─── Recorded data ───

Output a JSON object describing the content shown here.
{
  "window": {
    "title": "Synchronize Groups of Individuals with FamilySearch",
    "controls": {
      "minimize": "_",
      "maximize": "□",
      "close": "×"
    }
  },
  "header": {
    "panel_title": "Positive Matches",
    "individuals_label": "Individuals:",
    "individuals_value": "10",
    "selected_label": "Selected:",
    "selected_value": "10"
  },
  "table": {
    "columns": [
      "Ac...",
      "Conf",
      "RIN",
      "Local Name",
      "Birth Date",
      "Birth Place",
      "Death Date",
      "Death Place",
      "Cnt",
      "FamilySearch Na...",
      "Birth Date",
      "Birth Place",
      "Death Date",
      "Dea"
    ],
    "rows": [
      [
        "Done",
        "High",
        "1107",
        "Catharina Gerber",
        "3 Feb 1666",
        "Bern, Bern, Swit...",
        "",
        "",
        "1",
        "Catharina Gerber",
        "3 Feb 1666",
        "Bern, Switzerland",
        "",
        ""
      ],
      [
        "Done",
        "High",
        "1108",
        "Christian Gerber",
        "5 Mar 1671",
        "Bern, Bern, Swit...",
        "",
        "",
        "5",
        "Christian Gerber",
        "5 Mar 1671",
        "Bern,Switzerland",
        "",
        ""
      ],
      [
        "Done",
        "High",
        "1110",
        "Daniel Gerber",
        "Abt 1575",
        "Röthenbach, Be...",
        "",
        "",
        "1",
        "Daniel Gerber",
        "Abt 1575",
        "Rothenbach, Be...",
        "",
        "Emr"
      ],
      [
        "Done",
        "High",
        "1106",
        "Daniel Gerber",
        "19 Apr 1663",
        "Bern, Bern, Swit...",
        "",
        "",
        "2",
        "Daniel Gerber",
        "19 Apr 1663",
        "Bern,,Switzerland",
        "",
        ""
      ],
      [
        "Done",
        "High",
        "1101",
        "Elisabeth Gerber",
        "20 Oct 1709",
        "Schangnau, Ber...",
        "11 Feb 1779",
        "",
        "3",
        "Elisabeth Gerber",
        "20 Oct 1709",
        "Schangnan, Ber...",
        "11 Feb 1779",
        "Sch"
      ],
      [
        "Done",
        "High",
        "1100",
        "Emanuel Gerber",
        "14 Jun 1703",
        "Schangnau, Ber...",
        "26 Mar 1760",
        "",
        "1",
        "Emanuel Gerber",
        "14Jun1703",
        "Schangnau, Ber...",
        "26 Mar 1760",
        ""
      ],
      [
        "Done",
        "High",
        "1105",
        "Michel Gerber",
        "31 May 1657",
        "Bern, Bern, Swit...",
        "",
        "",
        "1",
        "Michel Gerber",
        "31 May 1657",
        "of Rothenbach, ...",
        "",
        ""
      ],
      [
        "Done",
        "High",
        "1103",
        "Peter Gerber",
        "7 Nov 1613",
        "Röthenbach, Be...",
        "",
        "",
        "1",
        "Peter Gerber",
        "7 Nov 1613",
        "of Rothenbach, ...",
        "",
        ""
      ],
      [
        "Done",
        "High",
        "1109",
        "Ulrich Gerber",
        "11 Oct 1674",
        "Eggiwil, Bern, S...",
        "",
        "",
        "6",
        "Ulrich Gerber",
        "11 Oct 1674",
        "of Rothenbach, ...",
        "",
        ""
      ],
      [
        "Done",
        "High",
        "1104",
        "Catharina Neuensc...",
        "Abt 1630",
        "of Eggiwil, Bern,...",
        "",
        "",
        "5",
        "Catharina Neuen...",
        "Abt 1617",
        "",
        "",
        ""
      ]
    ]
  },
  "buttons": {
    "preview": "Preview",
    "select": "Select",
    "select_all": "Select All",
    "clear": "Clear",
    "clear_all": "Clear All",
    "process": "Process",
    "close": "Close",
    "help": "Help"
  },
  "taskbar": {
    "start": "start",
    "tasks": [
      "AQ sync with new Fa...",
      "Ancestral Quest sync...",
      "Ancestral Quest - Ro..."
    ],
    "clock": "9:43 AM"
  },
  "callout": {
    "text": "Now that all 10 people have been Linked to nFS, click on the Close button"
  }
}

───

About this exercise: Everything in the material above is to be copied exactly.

Exercise response:
Output a JSON object describing the content shown here.
{
  "window": {
    "title": "Synchronize Groups of Individuals with FamilySearch",
    "controls": {
      "minimize": "_",
      "maximize": "□",
      "close": "×"
    }
  },
  "header": {
    "panel_title": "Positive Matches",
    "individuals_label": "Individuals:",
    "individuals_value": "10",
    "selected_label": "Selected:",
    "selected_value": "10"
  },
  "table": {
    "columns": [
      "Ac...",
      "Conf",
      "RIN",
      "Local Name",
      "Birth Date",
      "Birth Place",
      "Death Date",
      "Death Place",
      "Cnt",
      "FamilySearch Na...",
      "Birth Date",
      "Birth Place",
      "Death Date",
      "Dea"
    ],
    "rows": [
      [
        "Done",
        "High",
        "1107",
        "Catharina Gerber",
        "3 Feb 1666",
        "Bern, Bern, Swit...",
        "",
        "",
        "1",
        "Catharina Gerber",
        "3 Feb 1666",
        "Bern, Switzerland",
        "",
        ""
      ],
      [
        "Done",
        "High",
        "1108",
        "Christian Gerber",
        "5 Mar 1671",
        "Bern, Bern, Swit...",
        "",
        "",
        "5",
        "Christian Gerber",
        "5 Mar 1671",
        "Bern,Switzerland",
        "",
        ""
      ],
      [
        "Done",
        "High",
        "1110",
        "Daniel Gerber",
        "Abt 1575",
        "Röthenbach, Be...",
        "",
        "",
        "1",
        "Daniel Gerber",
        "Abt 1575",
        "Rothenbach, Be...",
        "",
        "Emr"
      ],
      [
        "Done",
        "High",
        "1106",
        "Daniel Gerber",
        "19 Apr 1663",
        "Bern, Bern, Swit...",
        "",
        "",
        "2",
        "Daniel Gerber",
        "19 Apr 1663",
        "Bern,,Switzerland",
        "",
        ""
      ],
      [
        "Done",
        "High",
        "1101",
        "Elisabeth Gerber",
        "20 Oct 1709",
        "Schangnau, Ber...",
        "11 Feb 1779",
        "",
        "3",
        "Elisabeth Gerber",
        "20 Oct 1709",
        "Schangnan, Ber...",
        "11 Feb 1779",
        "Sch"
      ],
      [
        "Done",
        "High",
        "1100",
        "Emanuel Gerber",
        "14 Jun 1703",
        "Schangnau, Ber...",
        "26 Mar 1760",
        "",
        "1",
        "Emanuel Gerber",
        "14Jun1703",
        "Schangnau, Ber...",
        "26 Mar 1760",
        ""
      ],
      [
        "Done",
        "High",
        "1105",
        "Michel Gerber",
        "31 May 1657",
        "Bern, Bern, Swit...",
        "",
        "",
        "1",
        "Michel Gerber",
        "31 May 1657",
        "of Rothenbach, ...",
        "",
        ""
      ],
      [
        "Done",
        "High",
        "1103",
        "Peter Gerber",
        "7 Nov 1613",
        "Röthenbach, Be...",
        "",
        "",
        "1",
        "Peter Gerber",
        "7 Nov 1613",
        "of Rothenbach, ...",
        "",
        ""
      ],
      [
        "Done",
        "High",
        "1109",
        "Ulrich Gerber",
        "11 Oct 1674",
        "Eggiwil, Bern, S...",
        "",
        "",
        "6",
        "Ulrich Gerber",
        "11 Oct 1674",
        "of Rothenbach, ...",
        "",
        ""
      ],
      [
        "Done",
        "High",
        "1104",
        "Catharina Neuensc...",
        "Abt 1630",
        "of Eggiwil, Bern,...",
        "",
        "",
        "5",
        "Catharina Neuen...",
        "Abt 1617",
        "",
        "",
        ""
      ]
    ]
  },
  "buttons": {
    "preview": "Preview",
    "select": "Select",
    "select_all": "Select All",
    "clear": "Clear",
    "clear_all": "Clear All",
    "process": "Process",
    "close": "Close",
    "help": "Help"
  },
  "taskbar": {
    "start": "start",
    "tasks": [
      "AQ sync with new Fa...",
      "Ancestral Quest sync...",
      "Ancestral Quest - Ro..."
    ],
    "clock": "9:43 AM"
  },
  "callout": {
    "text": "Now that all 10 people have been Linked to nFS, click on the Close button"
  }
}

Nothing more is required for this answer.